Sunday, August 31, 2014
Question is not who wins and what makes it a winner, it is what keeps it a winner?
We all are well aware of the next generation, fulfillment research and test areas of the two best companies, Amazon and Google. Yes, I am talking about Amazon's Prime Air and Google's Project X.
Even before the legal permissions are in place Amazon officially announces the cutting edge news: 'The goal of this new delivery system is to get packages into customers' hands in 30 minutes or less using unmanned aerial vehicles.Putting Prime Air into service will take some time, but we will be ready as soon as the FAA grants permission.'
However, Google is taking its rivalry against Amazon to the skies.The search giant’s X laboratory division is developing drones that can handle deliveries, a move that would be in direct competition with the e-commerce company that is testing its own shipment service using self-flying machines.

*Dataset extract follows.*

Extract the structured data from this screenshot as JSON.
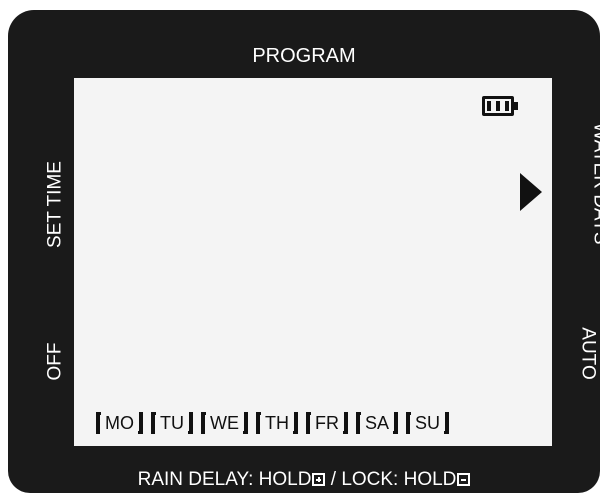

Google’s initiative, called Project Wing, aims to use drones to drop off goods quickly.
The company said it’s been exploring the use of unmanned aircraft for about two years. Its disclosure of the project pits it in a race with Amazon, which announced late last year its own plans to test drones to deliver goods. The two companies are increasingly competing with each other as they target companies as well as consumers to sustain growth.
The hyper-fast delivery space is already crowded. Google recently launched Shopping Express for same-day deliveries in New York and Los Angeles. eBay Now started making local deliveries nearly two years ago. Walmart To Go will deliver your groceries right to your door. Smaller startups — like Instacart, Postmates, and WunWun — give customers the option of getting anything instantly.
Once the giants receive a green signal from the Federal Aviation Administration, the birds will be out racing for deliveries. Since it is the next big thing in fulfillment sector, the first company to make it happen will have an edge over the other.
However, what are the opportunities and chances that the company realizing the breakthrough will maintain that edge? Where would the companies go next after drones, for efficient fulfilment options without reaching a saturation or stagnation point?